- **TASK PROMPT**
Images should be omitted while the rest of the data is duplicated exactly.

(Stored items from a collection)

━━━

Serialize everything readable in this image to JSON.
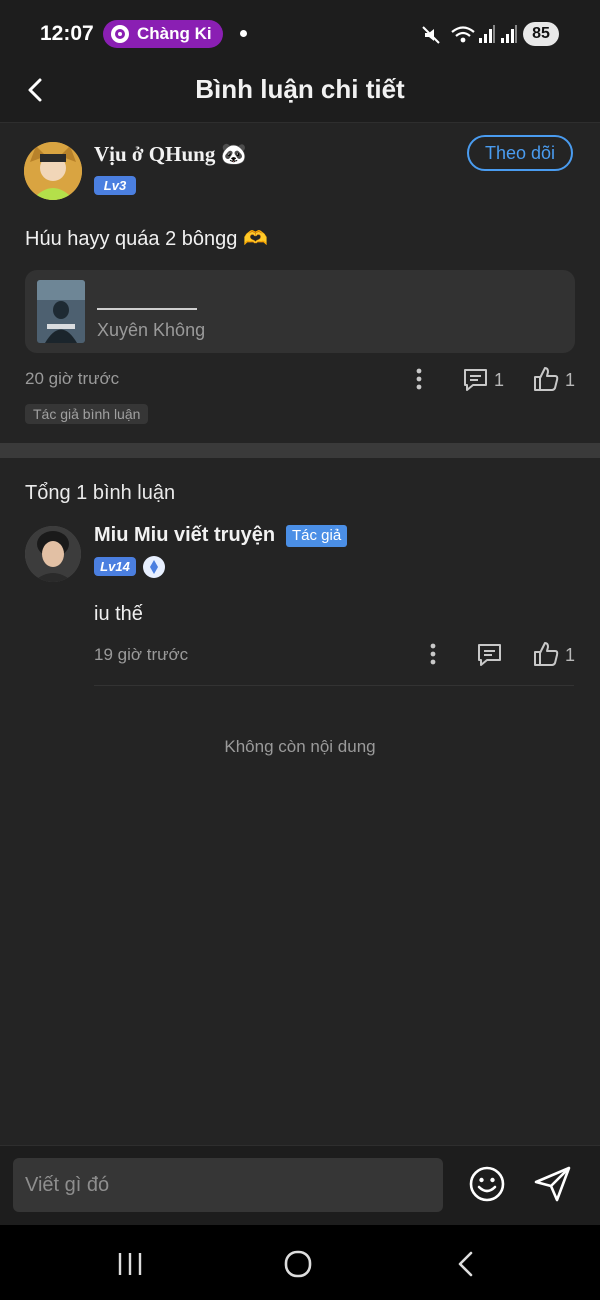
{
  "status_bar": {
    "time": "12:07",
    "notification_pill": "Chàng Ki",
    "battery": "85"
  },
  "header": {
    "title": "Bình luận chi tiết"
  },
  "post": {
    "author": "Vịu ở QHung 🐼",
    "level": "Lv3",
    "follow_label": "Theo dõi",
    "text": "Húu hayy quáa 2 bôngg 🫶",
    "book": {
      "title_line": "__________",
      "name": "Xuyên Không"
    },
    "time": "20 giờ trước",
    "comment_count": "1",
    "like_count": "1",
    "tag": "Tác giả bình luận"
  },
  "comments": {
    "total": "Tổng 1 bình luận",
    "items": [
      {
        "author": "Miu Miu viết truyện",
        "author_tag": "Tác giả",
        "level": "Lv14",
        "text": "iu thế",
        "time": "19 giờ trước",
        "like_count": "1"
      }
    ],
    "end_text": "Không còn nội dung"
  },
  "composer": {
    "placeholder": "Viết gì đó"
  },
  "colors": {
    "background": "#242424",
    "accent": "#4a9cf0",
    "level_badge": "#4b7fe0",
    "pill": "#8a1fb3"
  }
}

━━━

- **ANSWER BELOW**
Serialize everything readable in this image to JSON.
{
  "status_bar": {
    "time": "12:07",
    "notification_pill": "Chàng Ki",
    "battery": "85"
  },
  "header": {
    "title": "Bình luận chi tiết"
  },
  "post": {
    "author": "Vịu ở QHung 🐼",
    "level": "Lv3",
    "follow_label": "Theo dõi",
    "text": "Húu hayy quáa 2 bôngg 🫶",
    "book": {
      "title_line": "__________",
      "name": "Xuyên Không"
    },
    "time": "20 giờ trước",
    "comment_count": "1",
    "like_count": "1",
    "tag": "Tác giả bình luận"
  },
  "comments": {
    "total": "Tổng 1 bình luận",
    "items": [
      {
        "author": "Miu Miu viết truyện",
        "author_tag": "Tác giả",
        "level": "Lv14",
        "text": "iu thế",
        "time": "19 giờ trước",
        "like_count": "1"
      }
    ],
    "end_text": "Không còn nội dung"
  },
  "composer": {
    "placeholder": "Viết gì đó"
  },
  "colors": {
    "background": "#242424",
    "accent": "#4a9cf0",
    "level_badge": "#4b7fe0",
    "pill": "#8a1fb3"
  }
}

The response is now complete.